Jeff Yates, the county's director of public safety, said they had a stockpile of equipment before and purchased additional supplies before a national declaration of emergency was instituted.
Yates said the county has since received donations from local residents and the fire and police departments currently have enough equipment to function at this time.
"We're doing fairly well," he said. "They're reusing PPE, which is not ideal, but given the fact that there aren't many options, they're doing the best they can."
He said the county received two pallets of supplies from the national stockpile and they hope another pallet will come. He then noted that the county did not receive everything it requested in those deliveries.
Camacho compared the seriousness of the situation with that of Hurricane Katrina, saying that you never expect something so awful to impact everyone in the way COVID-19 has affected so many lives. The biggest difference, he said, is that there is less you can do for people on a consistent basis, and while their clinics have received donations, those donations still aren't enough.

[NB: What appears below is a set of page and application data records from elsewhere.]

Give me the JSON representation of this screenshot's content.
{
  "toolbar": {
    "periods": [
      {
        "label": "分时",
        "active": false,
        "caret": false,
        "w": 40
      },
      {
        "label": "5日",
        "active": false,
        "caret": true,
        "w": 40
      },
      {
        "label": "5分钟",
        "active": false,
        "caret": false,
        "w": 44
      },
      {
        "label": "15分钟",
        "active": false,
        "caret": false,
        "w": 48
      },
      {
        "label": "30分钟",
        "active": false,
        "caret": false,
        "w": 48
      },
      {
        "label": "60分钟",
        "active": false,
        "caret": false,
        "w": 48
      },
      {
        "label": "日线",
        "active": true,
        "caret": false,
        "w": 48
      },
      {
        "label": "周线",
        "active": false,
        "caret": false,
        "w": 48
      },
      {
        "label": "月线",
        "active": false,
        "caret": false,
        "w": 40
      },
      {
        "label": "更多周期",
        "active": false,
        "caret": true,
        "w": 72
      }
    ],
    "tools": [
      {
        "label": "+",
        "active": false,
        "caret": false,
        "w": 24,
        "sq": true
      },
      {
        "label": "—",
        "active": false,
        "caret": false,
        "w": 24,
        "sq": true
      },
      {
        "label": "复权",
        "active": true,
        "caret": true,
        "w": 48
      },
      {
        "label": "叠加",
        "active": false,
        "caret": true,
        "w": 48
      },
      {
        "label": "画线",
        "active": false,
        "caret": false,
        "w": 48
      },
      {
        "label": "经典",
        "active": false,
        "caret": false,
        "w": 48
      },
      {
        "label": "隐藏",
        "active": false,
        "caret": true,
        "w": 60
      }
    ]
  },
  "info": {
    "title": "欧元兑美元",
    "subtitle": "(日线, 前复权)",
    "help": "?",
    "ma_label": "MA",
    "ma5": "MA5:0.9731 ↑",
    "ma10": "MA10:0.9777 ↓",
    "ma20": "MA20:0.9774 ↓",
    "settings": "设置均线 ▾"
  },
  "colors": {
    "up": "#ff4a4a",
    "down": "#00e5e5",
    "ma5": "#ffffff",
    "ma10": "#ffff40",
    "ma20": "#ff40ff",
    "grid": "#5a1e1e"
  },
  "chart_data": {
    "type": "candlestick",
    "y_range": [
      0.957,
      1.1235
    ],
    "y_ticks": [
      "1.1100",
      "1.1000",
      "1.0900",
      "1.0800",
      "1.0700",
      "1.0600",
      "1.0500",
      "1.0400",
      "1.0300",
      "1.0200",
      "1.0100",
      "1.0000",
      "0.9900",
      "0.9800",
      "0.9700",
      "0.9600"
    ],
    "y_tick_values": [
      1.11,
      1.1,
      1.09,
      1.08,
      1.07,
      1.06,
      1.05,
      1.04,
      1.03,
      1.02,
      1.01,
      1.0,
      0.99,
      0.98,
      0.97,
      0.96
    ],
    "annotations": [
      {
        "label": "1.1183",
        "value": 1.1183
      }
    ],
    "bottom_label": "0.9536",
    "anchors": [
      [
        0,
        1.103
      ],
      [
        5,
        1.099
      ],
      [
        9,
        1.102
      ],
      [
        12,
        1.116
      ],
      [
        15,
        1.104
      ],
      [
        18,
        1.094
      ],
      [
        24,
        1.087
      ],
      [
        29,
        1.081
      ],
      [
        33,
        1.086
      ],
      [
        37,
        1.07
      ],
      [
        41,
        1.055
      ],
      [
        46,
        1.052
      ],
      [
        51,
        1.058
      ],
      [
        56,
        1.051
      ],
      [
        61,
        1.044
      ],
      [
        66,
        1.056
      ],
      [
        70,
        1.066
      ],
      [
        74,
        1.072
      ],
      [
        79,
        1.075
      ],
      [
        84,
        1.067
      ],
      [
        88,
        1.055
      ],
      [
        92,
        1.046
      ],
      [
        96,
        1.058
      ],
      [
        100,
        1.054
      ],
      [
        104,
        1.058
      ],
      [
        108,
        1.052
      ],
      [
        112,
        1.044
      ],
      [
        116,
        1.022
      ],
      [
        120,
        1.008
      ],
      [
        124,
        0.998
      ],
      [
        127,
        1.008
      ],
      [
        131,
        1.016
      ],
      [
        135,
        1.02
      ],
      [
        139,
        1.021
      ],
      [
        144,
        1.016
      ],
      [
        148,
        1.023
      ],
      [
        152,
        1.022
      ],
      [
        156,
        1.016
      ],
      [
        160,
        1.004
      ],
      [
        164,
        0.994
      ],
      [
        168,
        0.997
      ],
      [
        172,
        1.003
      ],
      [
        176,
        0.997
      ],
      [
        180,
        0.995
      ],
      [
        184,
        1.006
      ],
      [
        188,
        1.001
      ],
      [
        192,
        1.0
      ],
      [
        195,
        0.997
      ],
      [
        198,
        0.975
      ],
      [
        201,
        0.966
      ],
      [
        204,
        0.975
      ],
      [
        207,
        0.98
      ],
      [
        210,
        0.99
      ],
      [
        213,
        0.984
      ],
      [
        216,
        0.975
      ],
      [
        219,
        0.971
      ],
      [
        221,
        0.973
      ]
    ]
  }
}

"I don't think it's improving anytime soon, particularly with different talk of elective surgeries being restarted," he said. "Let the system catch up. If we do something like that, it's going to put more demand on PPE while those supplies are still limited."
Maloney, meanwhile, expressed frustration at the federal government's role in the miscommunication regarding the country's medical supply allotment.
Warner, for his part, went on to add that Virginia has a critical shortage of medical supplies and his hope is that the president and his administration will ultimately step up to help synchronize efforts to ensure each state has what it needs.
"The federal government is in a much better position to coordinate this process, but unfortunately, the Trump Administration has continued to tell governors they are on their own," Warner said. "As a former governor, I know that most of our states just aren't equipped to do this alone. And frankly, we shouldn't be fighting each other to purchase limited supplies when the federal government can obviously step in and lead."
Warner also explained that states aren't equipped to secure medical supplies as well as the federal government can and while governors across the country have called for the administration to provide more help, he believes those hopes have been ignored.
"Those pleas," he said, "have largely fallen on deaf ears."